**Aim of the exercise**
Copy each line that includes the string "Mako" from the material into your answer.

**Supplied material**
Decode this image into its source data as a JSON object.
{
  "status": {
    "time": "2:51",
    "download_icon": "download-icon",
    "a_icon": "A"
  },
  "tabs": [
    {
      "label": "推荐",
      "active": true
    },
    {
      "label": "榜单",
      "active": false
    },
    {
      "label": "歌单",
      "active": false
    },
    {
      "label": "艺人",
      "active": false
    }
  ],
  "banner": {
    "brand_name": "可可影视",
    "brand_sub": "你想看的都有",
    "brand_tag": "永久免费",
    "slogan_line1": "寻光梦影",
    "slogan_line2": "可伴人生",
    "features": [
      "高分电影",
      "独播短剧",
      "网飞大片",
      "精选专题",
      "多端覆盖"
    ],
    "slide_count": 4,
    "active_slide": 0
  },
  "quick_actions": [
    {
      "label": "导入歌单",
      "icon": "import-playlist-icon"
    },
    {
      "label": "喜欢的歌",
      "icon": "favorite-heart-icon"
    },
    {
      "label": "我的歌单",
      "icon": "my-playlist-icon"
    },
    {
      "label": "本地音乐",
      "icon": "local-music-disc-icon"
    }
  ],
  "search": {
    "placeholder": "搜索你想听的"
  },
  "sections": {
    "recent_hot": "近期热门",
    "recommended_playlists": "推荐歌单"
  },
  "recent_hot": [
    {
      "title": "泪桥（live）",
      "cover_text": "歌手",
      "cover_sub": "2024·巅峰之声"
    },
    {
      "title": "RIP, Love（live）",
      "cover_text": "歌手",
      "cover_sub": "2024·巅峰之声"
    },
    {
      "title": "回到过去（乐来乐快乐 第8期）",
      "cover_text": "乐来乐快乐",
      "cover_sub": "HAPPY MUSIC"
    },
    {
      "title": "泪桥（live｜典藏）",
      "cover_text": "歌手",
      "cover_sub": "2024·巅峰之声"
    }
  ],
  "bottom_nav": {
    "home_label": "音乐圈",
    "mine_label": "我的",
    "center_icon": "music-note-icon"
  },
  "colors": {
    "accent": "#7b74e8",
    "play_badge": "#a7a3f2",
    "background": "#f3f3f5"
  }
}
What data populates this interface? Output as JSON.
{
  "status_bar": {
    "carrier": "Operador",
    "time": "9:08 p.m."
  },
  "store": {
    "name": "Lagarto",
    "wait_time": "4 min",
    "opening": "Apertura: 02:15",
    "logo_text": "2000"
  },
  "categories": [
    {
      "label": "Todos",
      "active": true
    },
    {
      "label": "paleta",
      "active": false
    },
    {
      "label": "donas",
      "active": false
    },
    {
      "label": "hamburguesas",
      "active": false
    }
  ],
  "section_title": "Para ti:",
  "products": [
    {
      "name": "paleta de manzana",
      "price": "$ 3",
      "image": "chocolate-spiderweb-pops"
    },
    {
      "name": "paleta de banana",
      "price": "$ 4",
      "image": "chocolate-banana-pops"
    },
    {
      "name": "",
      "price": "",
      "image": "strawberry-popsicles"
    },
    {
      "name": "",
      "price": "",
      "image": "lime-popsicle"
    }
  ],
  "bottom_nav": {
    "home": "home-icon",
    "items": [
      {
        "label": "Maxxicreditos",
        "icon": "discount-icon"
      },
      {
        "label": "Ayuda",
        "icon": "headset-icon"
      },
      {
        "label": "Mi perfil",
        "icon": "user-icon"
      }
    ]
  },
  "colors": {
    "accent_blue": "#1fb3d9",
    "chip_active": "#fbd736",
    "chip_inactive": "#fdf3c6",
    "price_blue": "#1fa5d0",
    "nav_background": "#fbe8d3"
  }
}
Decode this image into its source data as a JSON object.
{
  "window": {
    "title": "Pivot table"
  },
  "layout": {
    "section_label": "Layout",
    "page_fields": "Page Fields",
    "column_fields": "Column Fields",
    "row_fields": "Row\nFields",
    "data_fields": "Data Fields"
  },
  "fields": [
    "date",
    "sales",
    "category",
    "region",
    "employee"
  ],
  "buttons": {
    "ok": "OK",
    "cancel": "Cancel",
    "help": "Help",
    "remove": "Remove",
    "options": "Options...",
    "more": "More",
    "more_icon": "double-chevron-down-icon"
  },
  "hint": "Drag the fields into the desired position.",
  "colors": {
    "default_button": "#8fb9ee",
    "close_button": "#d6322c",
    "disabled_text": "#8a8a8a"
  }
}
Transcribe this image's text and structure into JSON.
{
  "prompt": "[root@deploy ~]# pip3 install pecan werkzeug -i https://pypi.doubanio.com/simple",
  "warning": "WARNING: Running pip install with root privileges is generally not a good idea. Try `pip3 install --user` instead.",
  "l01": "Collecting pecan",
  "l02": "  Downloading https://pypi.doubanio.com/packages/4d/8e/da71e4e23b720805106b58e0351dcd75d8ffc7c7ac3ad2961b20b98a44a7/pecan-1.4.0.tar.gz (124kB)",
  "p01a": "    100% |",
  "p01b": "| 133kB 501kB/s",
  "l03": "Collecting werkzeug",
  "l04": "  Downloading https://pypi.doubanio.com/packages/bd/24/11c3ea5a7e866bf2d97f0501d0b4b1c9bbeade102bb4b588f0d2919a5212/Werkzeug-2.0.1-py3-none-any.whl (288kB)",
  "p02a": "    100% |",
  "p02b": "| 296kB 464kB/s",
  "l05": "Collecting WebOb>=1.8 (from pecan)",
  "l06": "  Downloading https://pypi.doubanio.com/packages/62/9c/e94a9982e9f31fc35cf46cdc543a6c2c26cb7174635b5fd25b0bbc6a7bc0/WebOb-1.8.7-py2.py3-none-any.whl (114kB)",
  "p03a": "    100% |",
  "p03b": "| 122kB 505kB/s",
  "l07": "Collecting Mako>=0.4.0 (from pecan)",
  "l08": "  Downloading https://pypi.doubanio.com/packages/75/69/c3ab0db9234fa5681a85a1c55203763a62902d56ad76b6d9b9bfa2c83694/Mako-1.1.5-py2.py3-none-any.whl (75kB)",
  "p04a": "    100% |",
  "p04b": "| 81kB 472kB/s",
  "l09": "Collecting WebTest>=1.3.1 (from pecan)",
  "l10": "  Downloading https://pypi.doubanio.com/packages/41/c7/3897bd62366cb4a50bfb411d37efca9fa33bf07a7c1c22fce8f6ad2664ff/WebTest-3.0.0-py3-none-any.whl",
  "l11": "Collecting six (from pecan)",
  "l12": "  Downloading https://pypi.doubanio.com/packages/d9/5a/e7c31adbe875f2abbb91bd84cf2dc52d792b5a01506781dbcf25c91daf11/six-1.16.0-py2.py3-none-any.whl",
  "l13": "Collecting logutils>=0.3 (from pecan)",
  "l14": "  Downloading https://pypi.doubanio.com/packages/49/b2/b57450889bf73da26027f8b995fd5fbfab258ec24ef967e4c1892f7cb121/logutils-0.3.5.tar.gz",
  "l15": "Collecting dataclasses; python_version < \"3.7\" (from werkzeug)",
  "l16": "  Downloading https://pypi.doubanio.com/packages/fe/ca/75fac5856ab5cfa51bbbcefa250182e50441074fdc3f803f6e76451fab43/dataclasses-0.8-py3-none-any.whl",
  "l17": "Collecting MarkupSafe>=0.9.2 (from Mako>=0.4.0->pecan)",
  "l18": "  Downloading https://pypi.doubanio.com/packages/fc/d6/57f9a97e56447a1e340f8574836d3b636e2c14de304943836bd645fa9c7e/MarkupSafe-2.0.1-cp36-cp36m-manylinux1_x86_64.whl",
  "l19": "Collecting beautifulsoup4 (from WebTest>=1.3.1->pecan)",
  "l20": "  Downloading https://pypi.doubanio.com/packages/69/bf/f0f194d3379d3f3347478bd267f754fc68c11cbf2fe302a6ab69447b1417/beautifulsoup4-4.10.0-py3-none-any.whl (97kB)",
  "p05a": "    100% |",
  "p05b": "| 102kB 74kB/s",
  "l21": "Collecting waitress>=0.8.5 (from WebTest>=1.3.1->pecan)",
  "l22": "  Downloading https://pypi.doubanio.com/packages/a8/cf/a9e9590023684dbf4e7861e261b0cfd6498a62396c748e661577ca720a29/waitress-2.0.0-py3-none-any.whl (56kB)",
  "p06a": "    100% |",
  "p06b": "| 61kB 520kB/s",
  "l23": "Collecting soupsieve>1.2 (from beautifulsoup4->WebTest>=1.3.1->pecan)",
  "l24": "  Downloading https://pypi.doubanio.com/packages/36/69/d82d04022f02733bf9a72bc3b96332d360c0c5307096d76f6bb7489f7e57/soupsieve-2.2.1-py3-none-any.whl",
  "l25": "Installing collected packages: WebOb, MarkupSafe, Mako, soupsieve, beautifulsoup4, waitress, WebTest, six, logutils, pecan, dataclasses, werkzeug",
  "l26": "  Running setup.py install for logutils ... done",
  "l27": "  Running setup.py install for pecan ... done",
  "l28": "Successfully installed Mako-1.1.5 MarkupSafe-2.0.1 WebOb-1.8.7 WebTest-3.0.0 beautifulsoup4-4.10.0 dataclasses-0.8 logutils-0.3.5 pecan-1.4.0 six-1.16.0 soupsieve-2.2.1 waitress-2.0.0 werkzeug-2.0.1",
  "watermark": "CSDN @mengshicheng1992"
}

**Response**
  "l07": "Collecting Mako>=0.4.0 (from pecan)",
  "l08": "  Downloading https://pypi.doubanio.com/packages/75/69/c3ab0db9234fa5681a85a1c55203763a62902d56ad76b6d9b9bfa2c83694/Mako-1.1.5-py2.py3-none-any.whl (75kB)",
  "l17": "Collecting MarkupSafe>=0.9.2 (from Mako>=0.4.0->pecan)",
  "l25": "Installing collected packages: WebOb, MarkupSafe, Mako, soupsieve, beautifulsoup4, waitress, WebTest, six, logutils, pecan, dataclasses, werkzeug",
  "l28": "Successfully installed Mako-1.1.5 MarkupSafe-2.0.1 WebOb-1.8.7 WebTest-3.0.0 beautifulsoup4-4.10.0 dataclasses-0.8 logutils-0.3.5 pecan-1.4.0 six-1.16.0 soupsieve-2.2.1 waitress-2.0.0 werkzeug-2.0.1",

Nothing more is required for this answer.